_Exercise materials:_
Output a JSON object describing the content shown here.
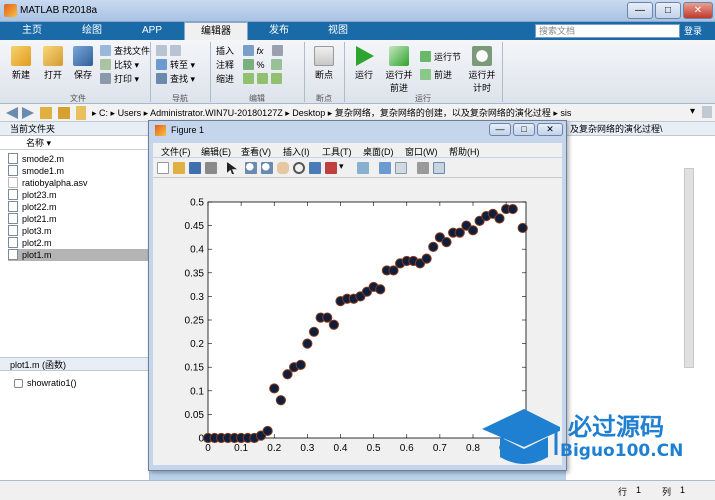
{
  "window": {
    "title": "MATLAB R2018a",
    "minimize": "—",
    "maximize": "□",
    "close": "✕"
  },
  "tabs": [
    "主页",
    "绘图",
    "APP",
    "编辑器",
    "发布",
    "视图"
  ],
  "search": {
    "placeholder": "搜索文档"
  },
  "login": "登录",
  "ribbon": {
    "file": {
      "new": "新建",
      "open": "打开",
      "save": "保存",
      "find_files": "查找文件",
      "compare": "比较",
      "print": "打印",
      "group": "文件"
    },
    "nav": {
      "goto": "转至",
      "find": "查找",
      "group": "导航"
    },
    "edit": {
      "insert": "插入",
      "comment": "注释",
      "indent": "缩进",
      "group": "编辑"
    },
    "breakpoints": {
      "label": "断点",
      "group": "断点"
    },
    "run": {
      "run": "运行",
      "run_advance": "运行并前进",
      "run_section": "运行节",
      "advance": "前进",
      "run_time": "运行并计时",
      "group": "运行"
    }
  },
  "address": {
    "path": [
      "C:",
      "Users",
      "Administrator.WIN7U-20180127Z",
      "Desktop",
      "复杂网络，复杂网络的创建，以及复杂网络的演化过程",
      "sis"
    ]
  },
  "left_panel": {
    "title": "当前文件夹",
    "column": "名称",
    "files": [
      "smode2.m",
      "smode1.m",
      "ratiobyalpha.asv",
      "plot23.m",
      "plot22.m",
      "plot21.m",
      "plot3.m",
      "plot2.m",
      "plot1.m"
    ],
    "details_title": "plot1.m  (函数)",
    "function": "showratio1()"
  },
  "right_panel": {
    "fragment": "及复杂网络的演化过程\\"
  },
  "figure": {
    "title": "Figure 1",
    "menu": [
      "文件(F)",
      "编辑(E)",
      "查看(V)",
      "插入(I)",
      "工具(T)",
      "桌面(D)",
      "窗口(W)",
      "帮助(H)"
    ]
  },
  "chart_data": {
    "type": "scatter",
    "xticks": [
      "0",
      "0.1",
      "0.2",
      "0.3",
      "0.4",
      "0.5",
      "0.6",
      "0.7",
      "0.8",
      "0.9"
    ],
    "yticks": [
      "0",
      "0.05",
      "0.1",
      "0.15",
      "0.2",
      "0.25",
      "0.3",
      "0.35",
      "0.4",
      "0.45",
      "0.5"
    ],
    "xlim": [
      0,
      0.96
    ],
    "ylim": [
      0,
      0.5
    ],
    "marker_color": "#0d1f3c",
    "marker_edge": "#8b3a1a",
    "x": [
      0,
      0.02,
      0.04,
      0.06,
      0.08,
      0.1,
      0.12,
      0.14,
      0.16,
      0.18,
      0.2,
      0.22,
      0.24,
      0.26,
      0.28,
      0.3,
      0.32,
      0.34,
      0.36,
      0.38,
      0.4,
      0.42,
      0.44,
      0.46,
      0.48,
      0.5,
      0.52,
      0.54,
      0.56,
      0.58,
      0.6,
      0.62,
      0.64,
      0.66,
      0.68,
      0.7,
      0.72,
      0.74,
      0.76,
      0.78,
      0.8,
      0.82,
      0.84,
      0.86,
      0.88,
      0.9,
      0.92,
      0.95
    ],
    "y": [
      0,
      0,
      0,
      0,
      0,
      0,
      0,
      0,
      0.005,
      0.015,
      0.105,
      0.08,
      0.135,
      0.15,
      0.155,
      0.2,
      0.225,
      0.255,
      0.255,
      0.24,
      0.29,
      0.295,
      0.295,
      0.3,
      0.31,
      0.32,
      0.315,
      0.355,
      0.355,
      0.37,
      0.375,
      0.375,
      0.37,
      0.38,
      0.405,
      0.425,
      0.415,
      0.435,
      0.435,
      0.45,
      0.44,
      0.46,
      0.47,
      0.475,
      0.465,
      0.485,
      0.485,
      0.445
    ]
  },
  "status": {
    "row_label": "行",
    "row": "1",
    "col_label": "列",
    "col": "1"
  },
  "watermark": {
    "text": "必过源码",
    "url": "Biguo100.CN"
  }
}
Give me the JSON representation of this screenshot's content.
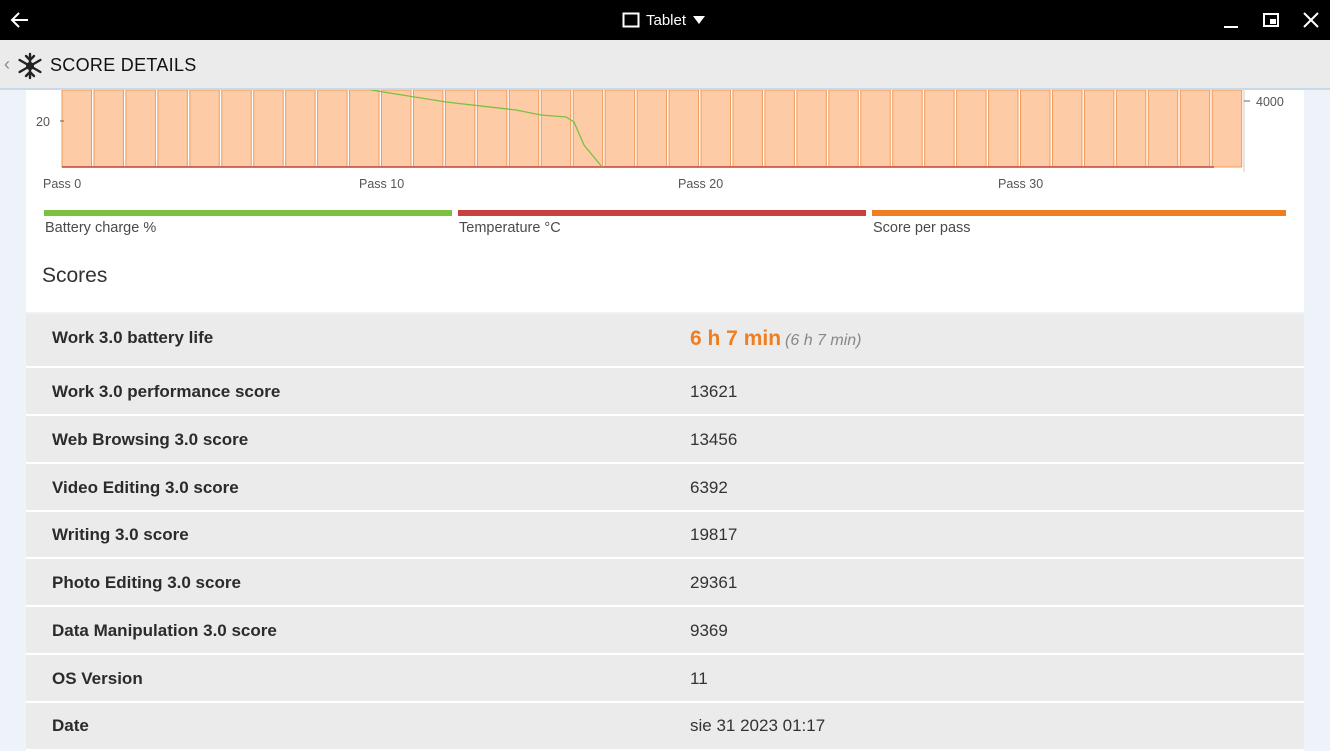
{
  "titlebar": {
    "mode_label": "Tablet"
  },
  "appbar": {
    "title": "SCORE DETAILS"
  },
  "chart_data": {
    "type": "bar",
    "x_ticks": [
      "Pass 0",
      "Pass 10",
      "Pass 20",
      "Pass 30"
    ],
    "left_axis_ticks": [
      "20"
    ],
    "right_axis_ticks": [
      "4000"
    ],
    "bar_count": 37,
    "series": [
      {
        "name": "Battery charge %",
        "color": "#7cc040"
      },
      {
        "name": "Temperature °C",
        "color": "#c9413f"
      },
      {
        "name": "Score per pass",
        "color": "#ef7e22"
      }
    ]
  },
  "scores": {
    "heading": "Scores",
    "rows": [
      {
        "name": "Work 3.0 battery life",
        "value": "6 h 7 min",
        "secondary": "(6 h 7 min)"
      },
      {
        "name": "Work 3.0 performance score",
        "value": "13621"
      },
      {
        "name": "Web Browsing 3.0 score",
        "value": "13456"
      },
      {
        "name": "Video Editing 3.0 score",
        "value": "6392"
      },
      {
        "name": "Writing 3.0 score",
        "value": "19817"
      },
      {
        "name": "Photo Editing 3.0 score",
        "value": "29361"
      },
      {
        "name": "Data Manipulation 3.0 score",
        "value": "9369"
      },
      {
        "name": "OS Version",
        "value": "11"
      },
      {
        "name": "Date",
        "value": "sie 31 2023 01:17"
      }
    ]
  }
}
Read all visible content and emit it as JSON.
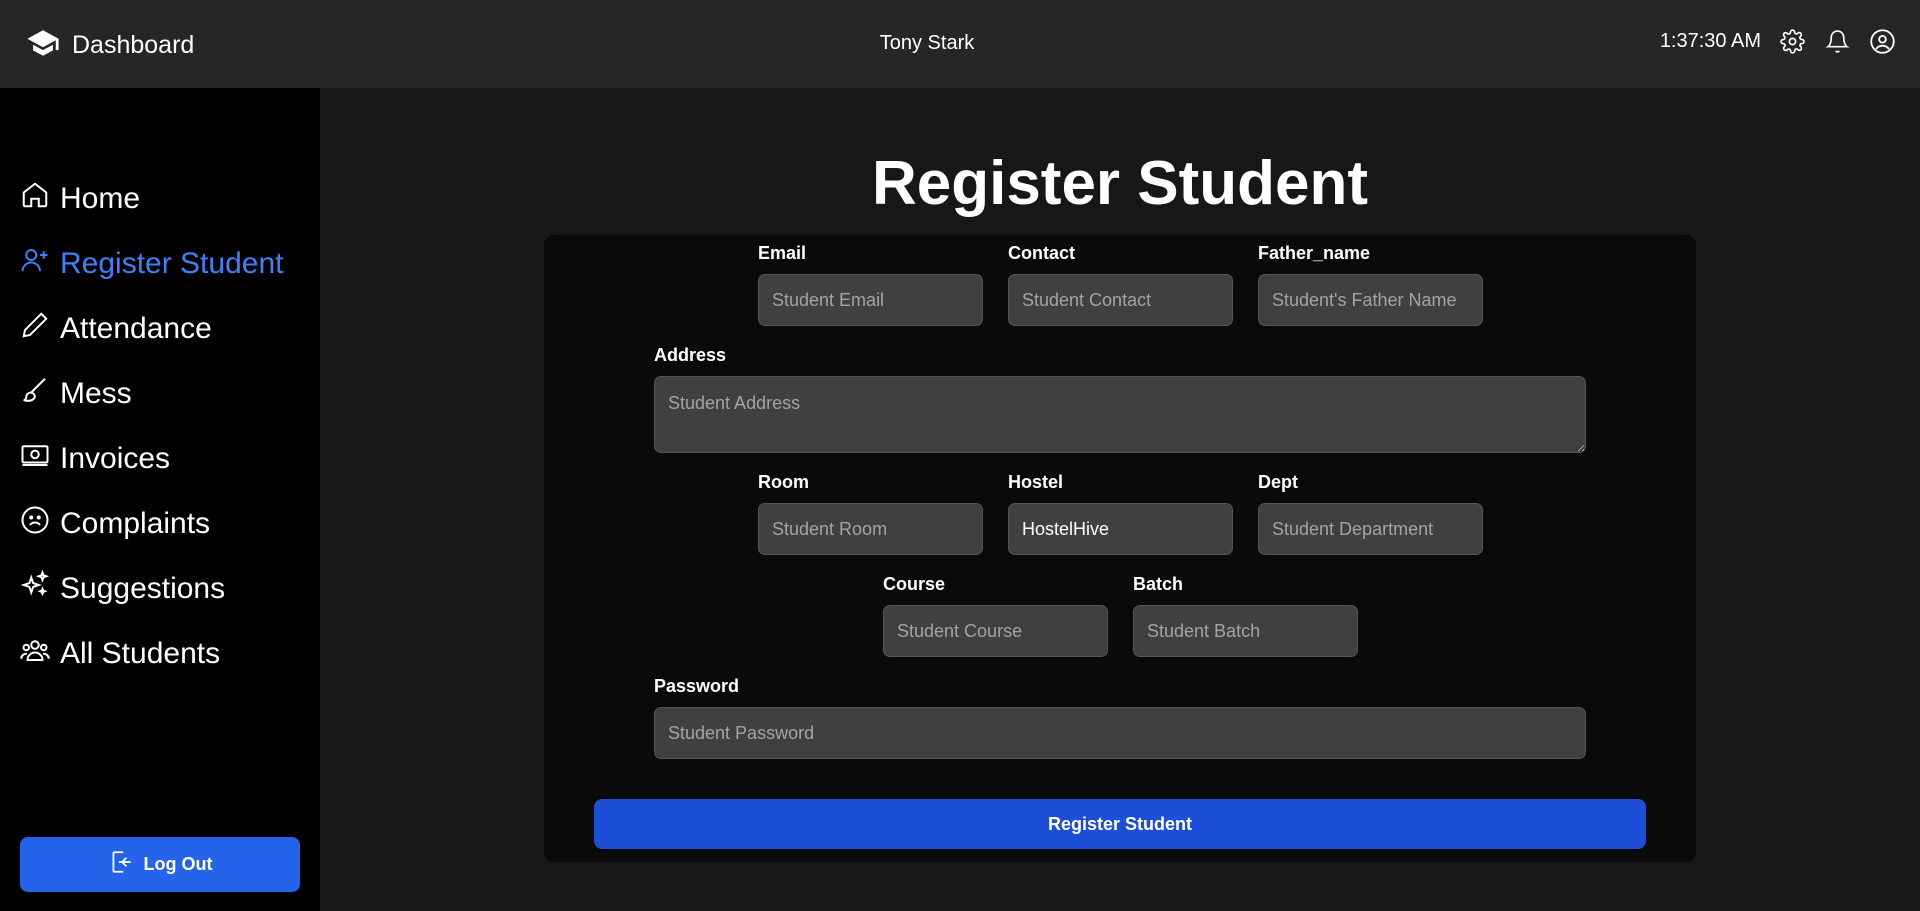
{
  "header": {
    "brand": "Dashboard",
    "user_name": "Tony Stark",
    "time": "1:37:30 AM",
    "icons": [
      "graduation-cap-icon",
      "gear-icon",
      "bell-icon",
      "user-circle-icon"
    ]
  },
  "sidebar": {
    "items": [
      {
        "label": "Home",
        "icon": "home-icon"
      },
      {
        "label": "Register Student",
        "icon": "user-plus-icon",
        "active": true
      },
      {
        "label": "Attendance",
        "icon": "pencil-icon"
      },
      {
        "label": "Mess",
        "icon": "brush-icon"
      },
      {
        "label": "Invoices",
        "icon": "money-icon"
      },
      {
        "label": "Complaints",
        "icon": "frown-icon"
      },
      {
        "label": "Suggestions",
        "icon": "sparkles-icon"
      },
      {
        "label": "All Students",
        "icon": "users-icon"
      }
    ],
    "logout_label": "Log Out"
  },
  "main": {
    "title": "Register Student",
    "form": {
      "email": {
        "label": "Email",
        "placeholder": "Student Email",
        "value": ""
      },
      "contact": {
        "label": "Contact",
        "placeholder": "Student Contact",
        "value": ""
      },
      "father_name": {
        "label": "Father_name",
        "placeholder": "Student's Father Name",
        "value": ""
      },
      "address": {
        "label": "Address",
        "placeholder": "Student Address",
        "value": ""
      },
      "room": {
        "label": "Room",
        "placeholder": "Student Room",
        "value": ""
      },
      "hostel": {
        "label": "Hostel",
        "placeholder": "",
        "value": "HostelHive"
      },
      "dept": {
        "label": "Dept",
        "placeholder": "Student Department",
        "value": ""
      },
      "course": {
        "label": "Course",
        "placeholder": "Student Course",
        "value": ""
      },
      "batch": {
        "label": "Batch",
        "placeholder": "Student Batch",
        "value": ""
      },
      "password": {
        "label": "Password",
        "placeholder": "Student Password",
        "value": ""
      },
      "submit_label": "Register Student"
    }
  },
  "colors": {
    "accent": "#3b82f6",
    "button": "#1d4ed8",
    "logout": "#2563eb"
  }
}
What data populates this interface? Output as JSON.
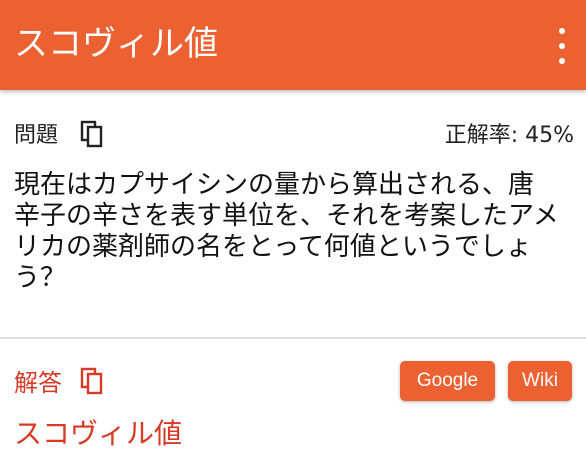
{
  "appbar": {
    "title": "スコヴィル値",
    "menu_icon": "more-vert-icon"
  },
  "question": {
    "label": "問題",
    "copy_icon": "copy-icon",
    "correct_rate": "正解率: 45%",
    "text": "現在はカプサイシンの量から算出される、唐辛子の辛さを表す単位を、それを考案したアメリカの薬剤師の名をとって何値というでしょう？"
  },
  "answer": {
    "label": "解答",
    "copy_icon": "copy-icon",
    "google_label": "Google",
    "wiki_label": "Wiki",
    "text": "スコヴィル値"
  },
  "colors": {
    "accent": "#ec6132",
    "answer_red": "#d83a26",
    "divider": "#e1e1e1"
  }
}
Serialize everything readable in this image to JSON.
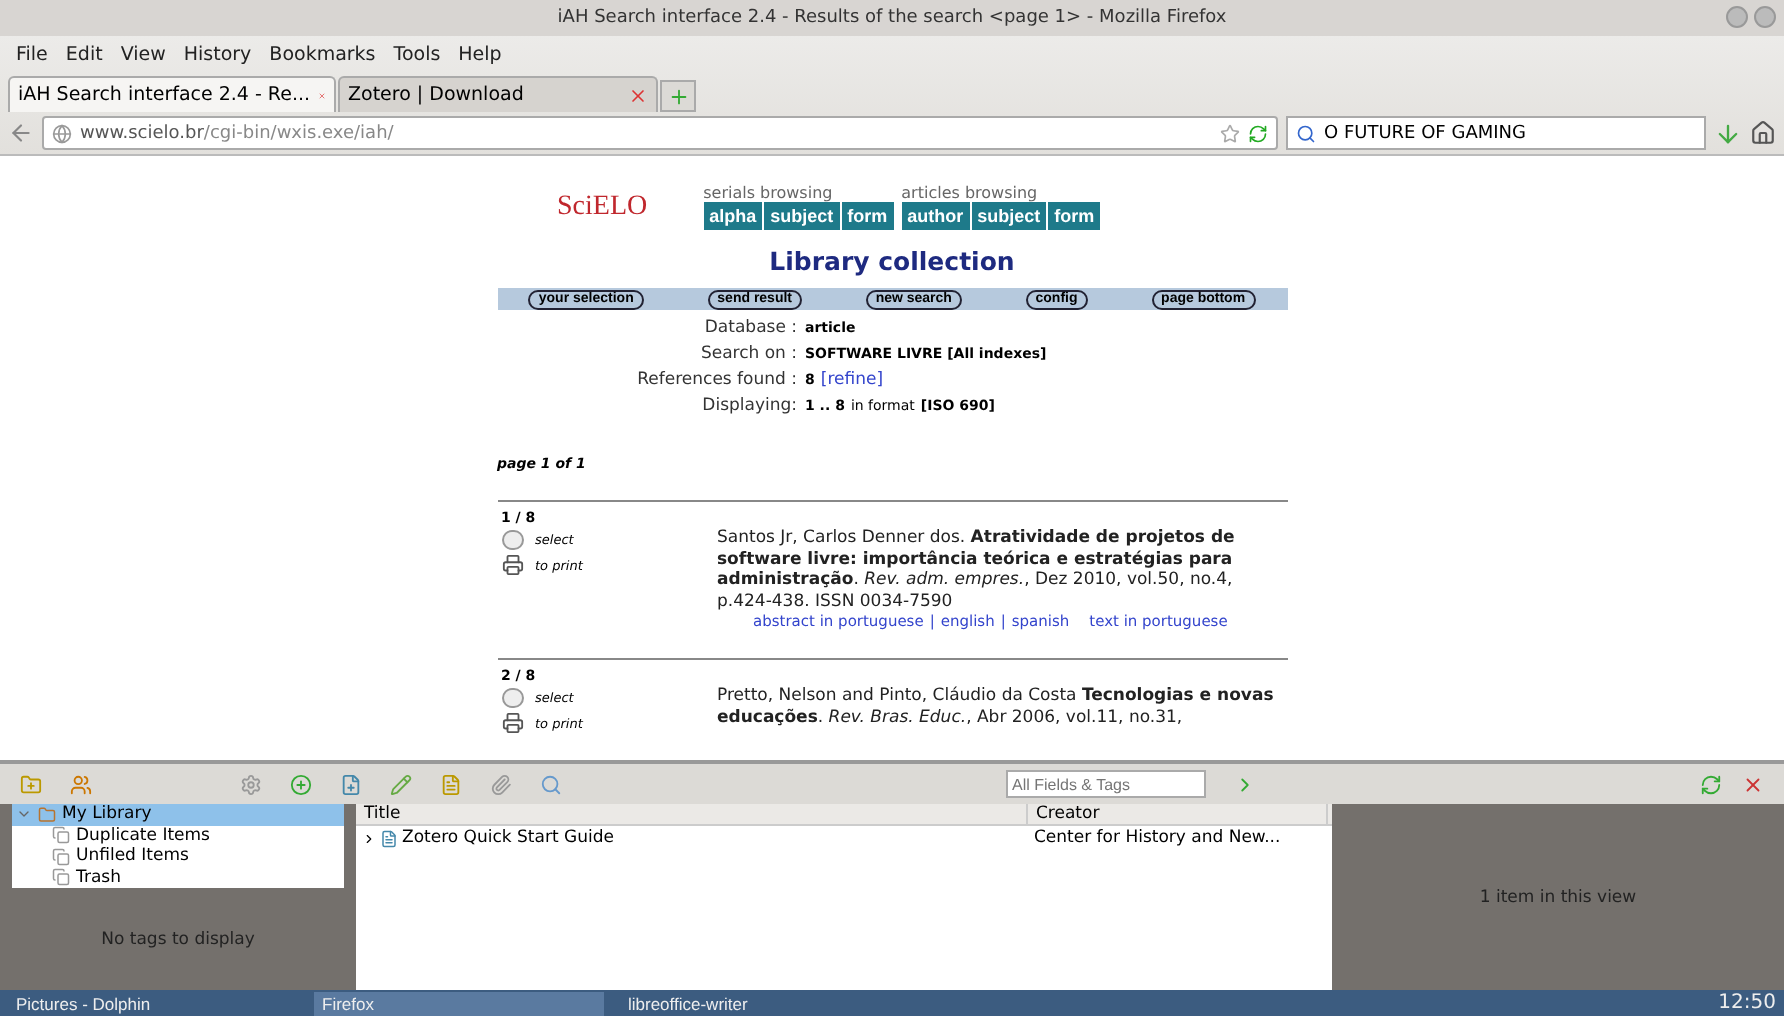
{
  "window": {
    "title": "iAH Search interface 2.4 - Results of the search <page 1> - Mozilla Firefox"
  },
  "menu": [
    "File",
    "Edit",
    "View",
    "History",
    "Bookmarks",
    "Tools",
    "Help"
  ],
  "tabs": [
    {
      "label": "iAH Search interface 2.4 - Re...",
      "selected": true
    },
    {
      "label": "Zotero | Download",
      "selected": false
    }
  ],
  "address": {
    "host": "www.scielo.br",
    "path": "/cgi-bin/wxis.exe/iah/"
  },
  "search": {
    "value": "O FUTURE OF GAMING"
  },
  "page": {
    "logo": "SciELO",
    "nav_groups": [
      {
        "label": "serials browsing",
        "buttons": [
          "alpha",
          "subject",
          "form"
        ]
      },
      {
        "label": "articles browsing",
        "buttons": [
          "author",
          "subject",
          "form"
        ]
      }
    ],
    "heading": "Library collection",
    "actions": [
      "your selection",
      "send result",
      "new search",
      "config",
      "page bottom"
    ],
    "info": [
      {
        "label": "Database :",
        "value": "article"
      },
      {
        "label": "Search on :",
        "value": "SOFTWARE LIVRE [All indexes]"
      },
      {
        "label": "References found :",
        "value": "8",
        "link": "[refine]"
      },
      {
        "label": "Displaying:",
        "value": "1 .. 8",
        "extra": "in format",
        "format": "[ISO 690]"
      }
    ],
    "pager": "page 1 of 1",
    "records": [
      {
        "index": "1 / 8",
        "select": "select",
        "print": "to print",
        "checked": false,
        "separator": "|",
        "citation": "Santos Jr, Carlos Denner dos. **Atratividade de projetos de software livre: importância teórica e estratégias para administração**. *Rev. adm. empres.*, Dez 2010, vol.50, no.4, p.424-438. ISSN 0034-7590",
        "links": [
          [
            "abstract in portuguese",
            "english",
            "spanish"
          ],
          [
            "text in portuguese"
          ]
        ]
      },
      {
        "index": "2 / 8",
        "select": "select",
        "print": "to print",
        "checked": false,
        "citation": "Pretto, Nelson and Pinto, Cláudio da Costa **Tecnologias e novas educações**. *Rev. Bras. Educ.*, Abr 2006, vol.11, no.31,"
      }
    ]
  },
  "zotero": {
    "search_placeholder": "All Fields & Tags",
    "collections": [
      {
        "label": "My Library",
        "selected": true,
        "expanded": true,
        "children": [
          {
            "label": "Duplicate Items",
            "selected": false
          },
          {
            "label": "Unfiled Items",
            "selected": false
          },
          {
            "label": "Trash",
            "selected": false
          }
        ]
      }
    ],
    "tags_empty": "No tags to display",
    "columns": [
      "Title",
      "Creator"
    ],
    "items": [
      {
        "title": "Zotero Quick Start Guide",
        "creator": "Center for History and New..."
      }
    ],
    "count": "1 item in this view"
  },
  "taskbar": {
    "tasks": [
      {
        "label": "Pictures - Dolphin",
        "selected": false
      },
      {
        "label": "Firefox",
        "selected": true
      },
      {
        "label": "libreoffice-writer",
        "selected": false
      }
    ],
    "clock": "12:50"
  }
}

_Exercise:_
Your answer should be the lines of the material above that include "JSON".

_Answer space:_
Output a JSON object describing the content shown here.
Give me the JSON representation of this screenshot's content.
Read all visible content and emit it as JSON.
What data populates this interface? Output as JSON.
Serialize everything readable in this image to JSON.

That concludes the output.